How to make corn ribs in the oven?
Provided you have fan (convection) oven, whack it up to maximum temperature and preheat well. A heavy roasting tin, one that won’t buckle in the heat, will be needed too.
The ‘ribs’ of corn should be well oiled. It is tempting to use olive oil for the flavour but a neutral, vegetable or nut oil works better towards charring the kernels.
You could just slip the tray into the oven and leave it there for 20 minutes, but I think it pays to turn the ribs around every now and then with tongs, so they brown and scorch all over more evenly.
How to prepare corn on the cob for ribs?
That is the tricky part and I am deadly serious: it’s VERY easy to end up with a knife wound in your hand. You must be careful and wear either those heavy metal gloves that are used with kitchen mandolin, some old leather gloves or at least wrap tea towels around your palms. The cob of the corn is a tough old stick!
To cut a cob in quarters trim both ends and place it upright on a board. Now you need to slice it down with a large, sharp knife using rocking motions, like a seesaw.
Once you cut it in two, do the same with each half to obtain quarters. Invariably, a couple of ribs will break up but the ribs will be no less tasty even in smaller pieces.
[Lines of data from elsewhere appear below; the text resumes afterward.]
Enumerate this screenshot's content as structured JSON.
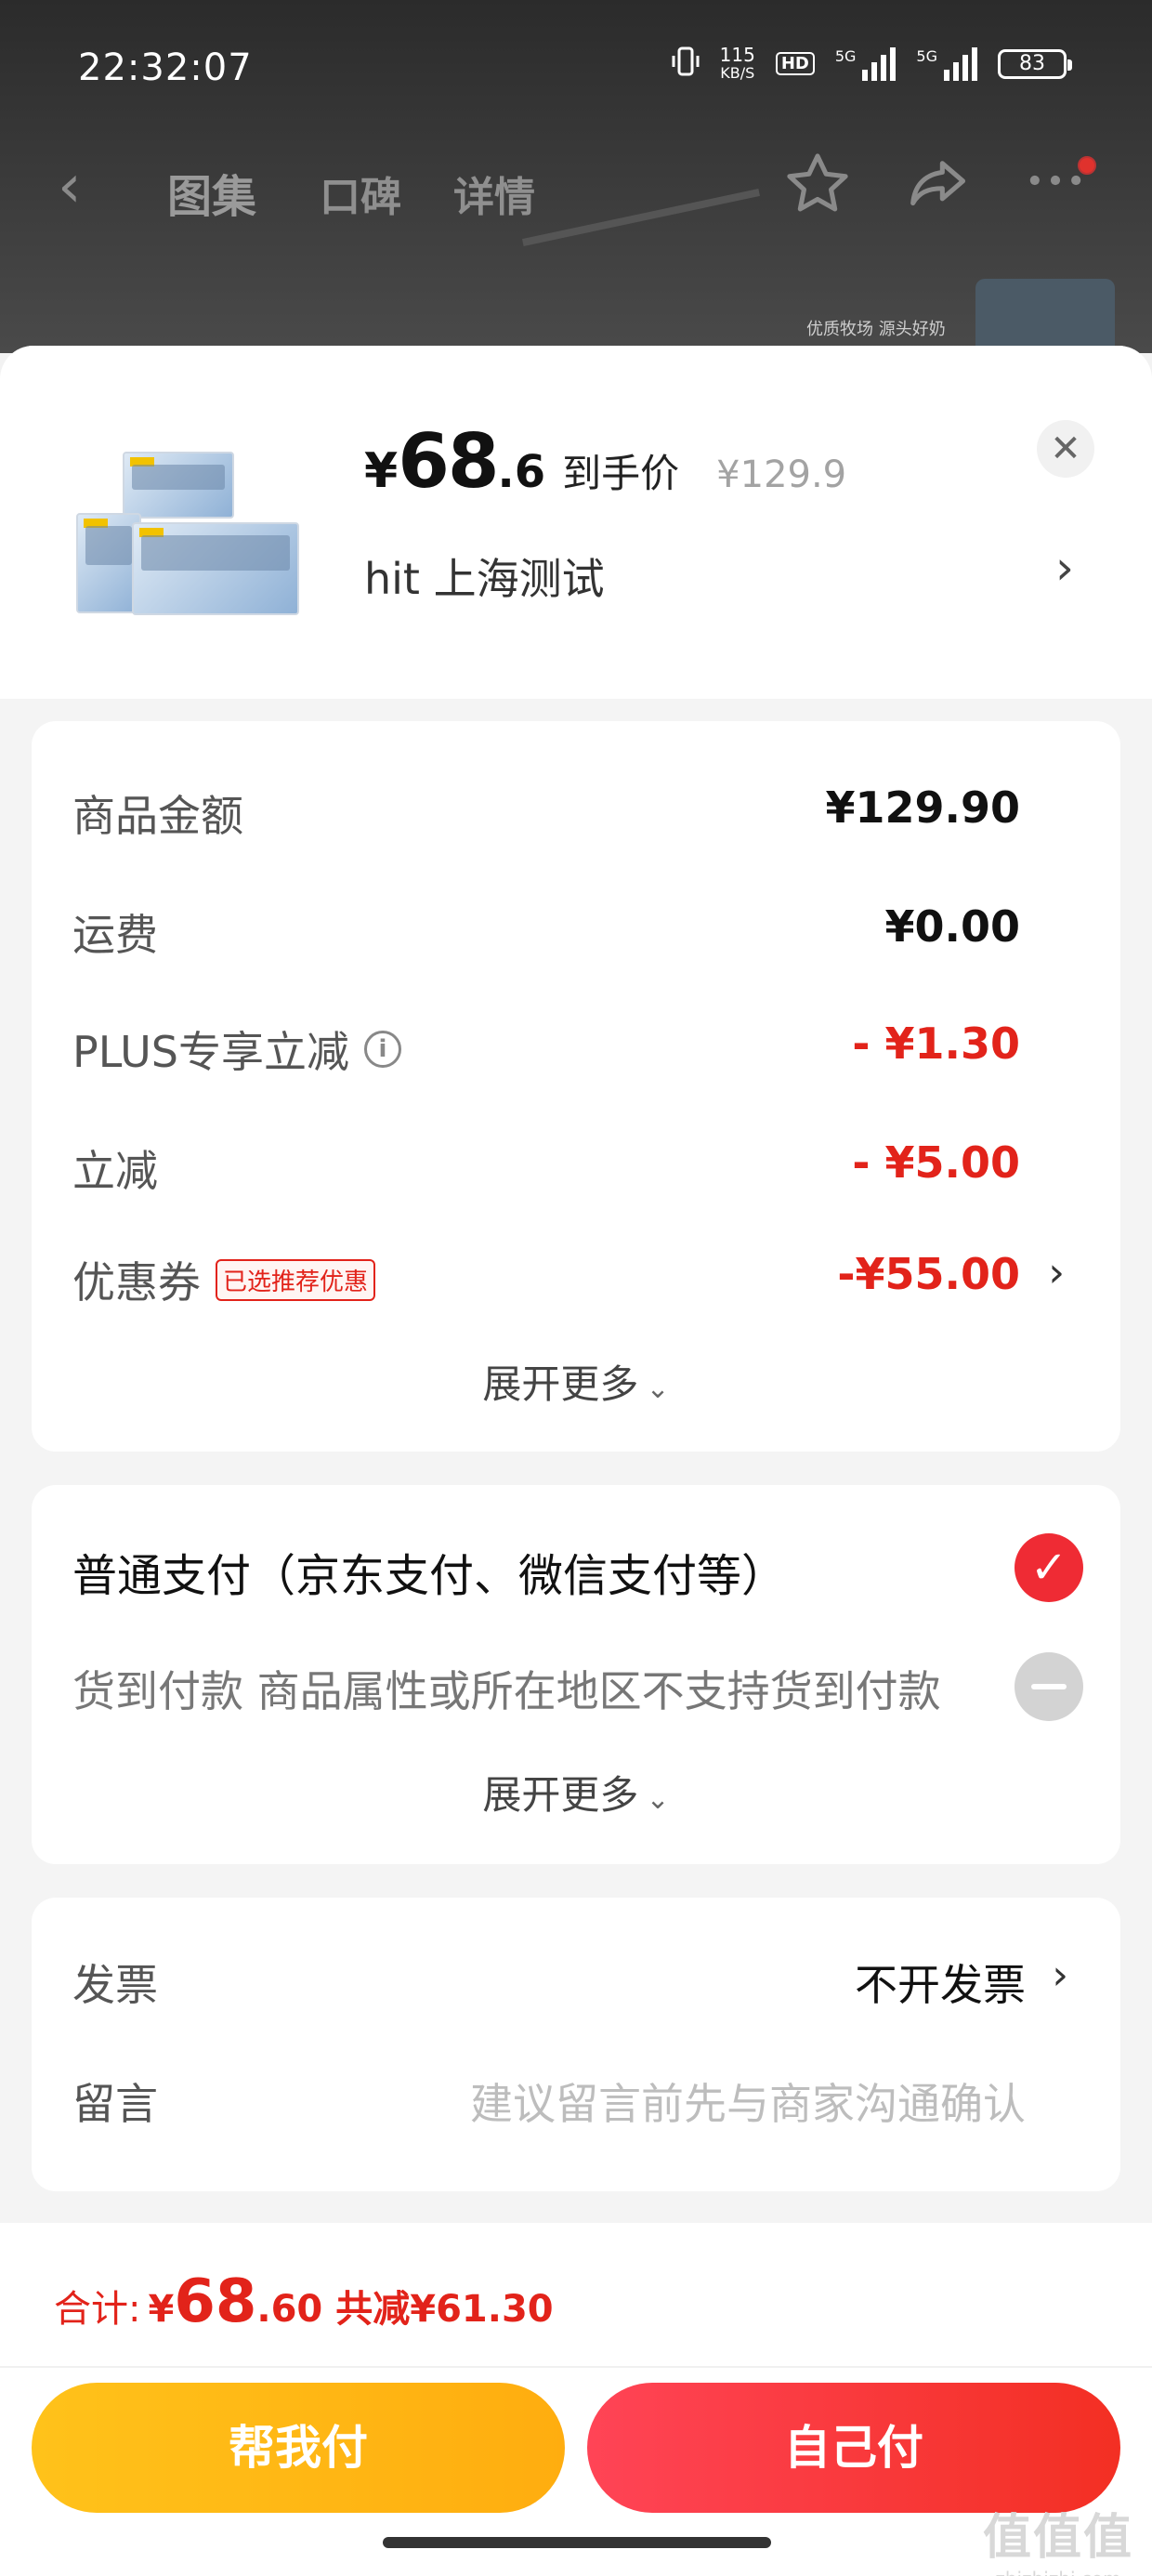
{
  "status_bar": {
    "time": "22:32:07",
    "speed_value": "115",
    "speed_unit": "KB/S",
    "hd_badge": "HD",
    "sim1_label": "5G",
    "sim2_label": "5G",
    "battery": "83"
  },
  "nav": {
    "tabs": [
      {
        "label": "图集"
      },
      {
        "label": "口碑"
      },
      {
        "label": "详情"
      }
    ],
    "background_image_text": "优质牧场 源头好奶"
  },
  "product": {
    "price_symbol": "¥",
    "price_integer": "68",
    "price_decimal": ".6",
    "price_label": "到手价",
    "original_price": "¥129.9",
    "sku_text": "hit  上海测试"
  },
  "fees": {
    "rows": [
      {
        "label": "商品金额",
        "value": "¥129.90"
      },
      {
        "label": "运费",
        "value": "¥0.00"
      },
      {
        "label": "PLUS专享立减",
        "value": "- ¥1.30"
      },
      {
        "label": "立减",
        "value": "- ¥5.00"
      },
      {
        "label": "优惠券",
        "tag": "已选推荐优惠",
        "value": "-¥55.00"
      }
    ],
    "expand_label": "展开更多"
  },
  "payment": {
    "options": [
      {
        "label": "普通支付（京东支付、微信支付等）",
        "selected": true
      },
      {
        "label": "货到付款 商品属性或所在地区不支持货到付款",
        "selected": false
      }
    ],
    "expand_label": "展开更多"
  },
  "invoice": {
    "invoice_label": "发票",
    "invoice_value": "不开发票",
    "note_label": "留言",
    "note_placeholder": "建议留言前先与商家沟通确认"
  },
  "footer": {
    "total_label": "合计:",
    "total_symbol": "¥",
    "total_integer": "68",
    "total_decimal": ".60",
    "total_savings": "共减¥61.30",
    "help_pay_button": "帮我付",
    "self_pay_button": "自己付"
  },
  "watermark": {
    "main": "值值值",
    "sub": "zhizhizhi.com"
  },
  "colors": {
    "accent_red": "#e2231a",
    "button_yellow": "#ffb812",
    "button_red": "#f5323a"
  }
}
The ribs (and pieces) now have to be coated with oil and travel into the furnace.
How to season corn ribs?
My recipe is sourced from Ottolenghi, at his Rovi restaurant where the ribs are served as a snack. And you really could not better the seasoning: once out of the oven the corn ribs are brushed with unsalted butter, sprinkled liberally with a mix of smoked paprika and chipotle (or mild chilli) powder.
Then, the genius element: maple syrup, generously, and some lime juice to cut through the sweetness. The end product is to die for already, before the best part is sprinkled on it: dukkah.
What is dukkah?
Dukkah, or duqqa, is Middle Eastern and Egyptian seasoning, used as a dip or sprinkle with fresh bread or vegetables. It’s a mix of herbs, seeds and nuts, it’s potent and fragrant, and I can’t believe I had lived so long without having tasted this combination of hazelnuts, cumin, coriander et al.
There are many variations in terms of ingredients and mine is swiped from Australian taste.com.au. Nuts, hazel and cashew in this instance, are toasted – and that, as you know, ALWAYS makes a great start to a dish.
Seeds, cumin, fennel and coriander plus sesame (though the latter are hardly in the same ‘seed’ category) are toasted next. Everything, warm and fragrant as the devil, is then pounded in a pestle and mortar with salt flakes until crushed but not pulverised.
Can you blitz it in a food processor or a spice mill? You sure could though considering ‘dukkah’ means ‘to pound’, I’d be dubious if what you end up with will be the right stuff. Joking aside, you can but make sure it’s not blitzed too much. Dukkah must be chunky.
And that, hot and sweet and spicy and juicy corn ribs, dipped in nutty dukkah, was my snack of the summer. The hype completely deserved, and an Ottolenghi experience at home to boot.
More corn recipes
My favourite trio, chicken corn and feta, at their best and in one dish.
This is a riff on paella Valenciana: rice with corn and chorizo.
And if you have never had sweetcorn cooked with bacon, you must try now! Bacon, sweetcorn and avocado salad.